March 25, 2015
Data breaches made the headlines in 2014 with attacks on major studios, retailers and government sites. Not surprisingly 2014 was labeled as the “Year of the Breach.”
But what about 2015?
According to a recent Forbes article, the title “If 2014 Was The Year Of The Data Breach, Brace For More” may portend what’s in store for this year.
Defining the Data Breaches
An industry definition of data breaches is “a security incident in which sensitive, protected or confidential data is copied, transmitted, viewed, stolen or used by an individual unauthorized to do so.”
This can include financial information such as credit card or bank details, personal health information, personal identifiable information, corporate trade secrets, and intellectual property.
Basically, it’s any sensitive information an enterprise must protect from cyber criminals.
Be Proactive with Your Protection
It’s not a case for enterprises to be paranoid but a little proactive planning can help assuage any future (and unfortunately inevitable) data breaches.
What follows are few measures enterprises can take to keep their data protected – and what to do when breaches happen.
1. Educate Company-Wide
Data protection is not just an IT department concern but a company-wide issue.
All these are just top-level examples but are definite paths for more discussion (and action!) within an enterprise. Safe guarding a company’s data should be exemplified from top executives to entry-level team members to even interns.

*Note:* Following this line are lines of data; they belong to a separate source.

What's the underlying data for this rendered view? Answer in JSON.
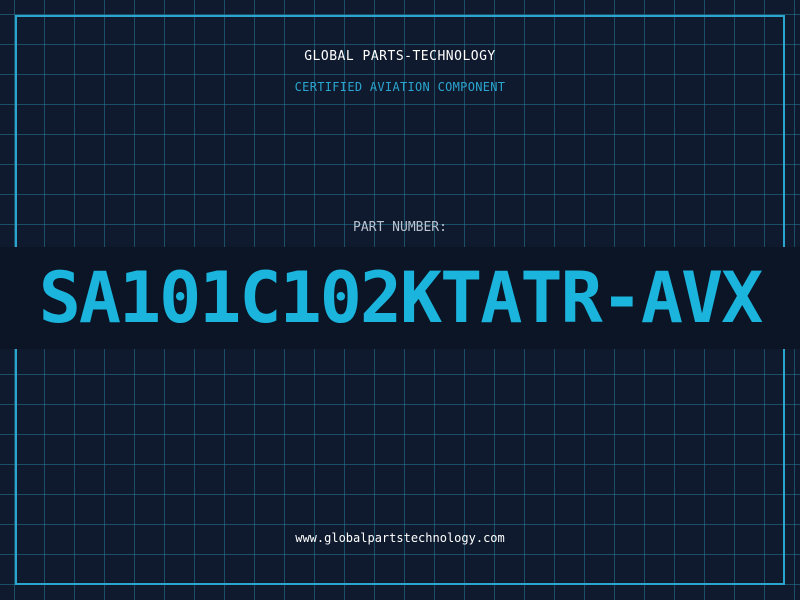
{
  "header": {
    "company_name": "GLOBAL PARTS-TECHNOLOGY",
    "subtitle": "CERTIFIED AVIATION COMPONENT"
  },
  "part": {
    "label": "PART NUMBER:",
    "number": "SA101C102KTATR-AVX"
  },
  "footer": {
    "website": "www.globalpartstechnology.com"
  },
  "colors": {
    "background": "#0f1a2e",
    "accent": "#2aa5cf",
    "part_number": "#1ab4dc",
    "heading": "#ffffff",
    "label": "#b8c2d0"
  }
}
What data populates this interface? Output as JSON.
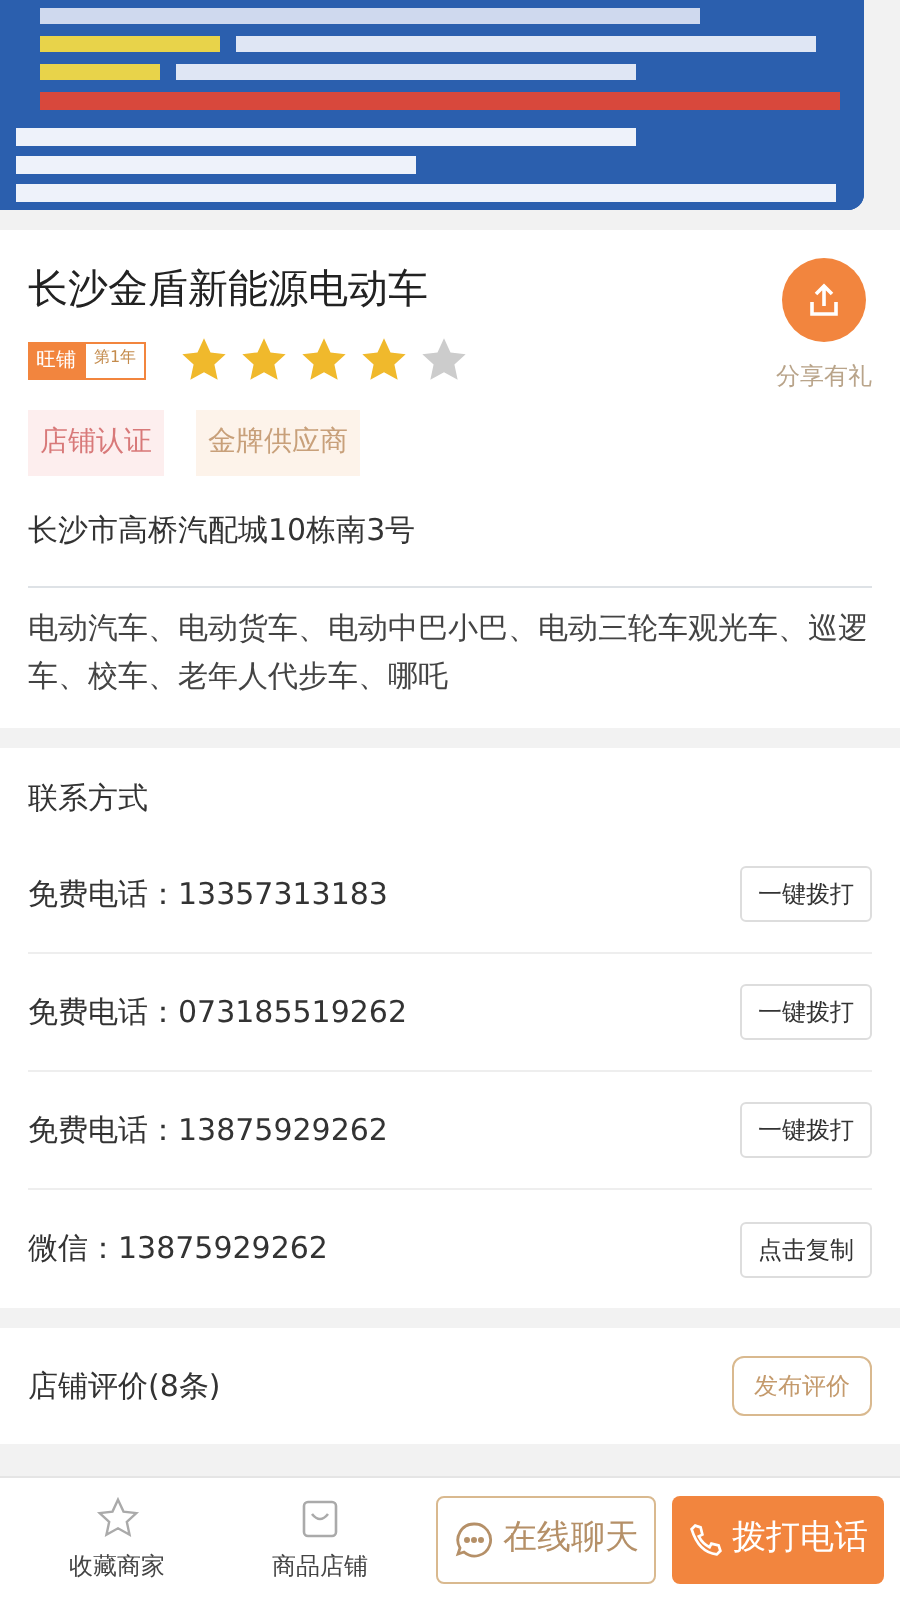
{
  "shop": {
    "name": "长沙金盾新能源电动车",
    "badge_main": "旺铺",
    "badge_year": "第1年",
    "stars": 4,
    "share_label": "分享有礼",
    "tags": [
      "店铺认证",
      "金牌供应商"
    ],
    "address": "长沙市高桥汽配城10栋南3号",
    "business": "电动汽车、电动货车、电动中巴小巴、电动三轮车观光车、巡逻车、校车、老年人代步车、哪吒"
  },
  "contact": {
    "title": "联系方式",
    "rows": [
      {
        "label": "免费电话：",
        "value": "13357313183",
        "action": "一键拨打"
      },
      {
        "label": "免费电话：",
        "value": "073185519262",
        "action": "一键拨打"
      },
      {
        "label": "免费电话：",
        "value": "13875929262",
        "action": "一键拨打"
      },
      {
        "label": "微信：",
        "value": "13875929262",
        "action": "点击复制"
      }
    ]
  },
  "reviews": {
    "title": "店铺评价(8条)",
    "action": "发布评价"
  },
  "bottom_bar": {
    "favorite": "收藏商家",
    "shop": "商品店铺",
    "chat": "在线聊天",
    "call": "拨打电话"
  }
}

Educating the company of the best practices from treating sensitive data with the upmost security and care to creating secure passwords to even not downloading suspicious unsolicited email attachments are just a few examples.
2. Setting up the Defenses: Technology
Even if you have a talented and dedicated IT staff, you may need to partner with a security and data intelligence partner to augment your data breach protection. Sure, some out of the box solutions may suffice for the average consumer but not for a $100m enterprise.
Consider teaming up with a technology partner who can customize your security plan. They’re the experts in the field and potentially create a solution that fits your enterprise’s needs – and budget.
3. Plan and Processes
Does your enterprise have a Security Event Process or Incident Response Plan?
After setting up your data security measures, processes that analyze and identify potential events, and a response plan must be developed, shared and tested.
A Security Event Process monitors events that are collected from the IT infrastructure and applications in a client’s environement, providing collection, detection and alerting to clients on security incidents, violations or potential threats.
Incident Response (IR) is similar to DR but mainly focuses on how to respond to an incident i.e. “human-created attack such as malware”.
Both are crucial processes and plans for an enterprise to have in their data security arsenal. As we mentioned above, it’s not about being overly paranoid but proactive in your defense.
Interested in learning more about Incident Response? Be sure to read “When Defenses Fail: The Case for Incident Response Partners” on the Forbes/Symantec BrandVoice blog.
4. External Assessment
With all the planning, firewalls, company-wide education, there are probably a few vulnerable points in your data defense. While enterprises are urged to continuously review their security and response plans, an assessment from a third-party should be considered.
As we mentioned early, security intelligence and data solutions companies can bring a higher level of assessment for enterprise. Companies like Dewpoint can help review your current state and map out the best path for a more secure, strategic data protection and archive solution.
Overall, enterprises must take proactive steps in protecting their sensitive data breaches. As cybercriminals use more sophisticated ways to attack, the risk of data breaches increases. And we all know the financial damage they can cause.
Does your organization’s security comply with industry standards? Dewpoint can assist in assessing where an organization’s overall security posture is through a security assessment. The first consultation is free! Click the button below to learn more.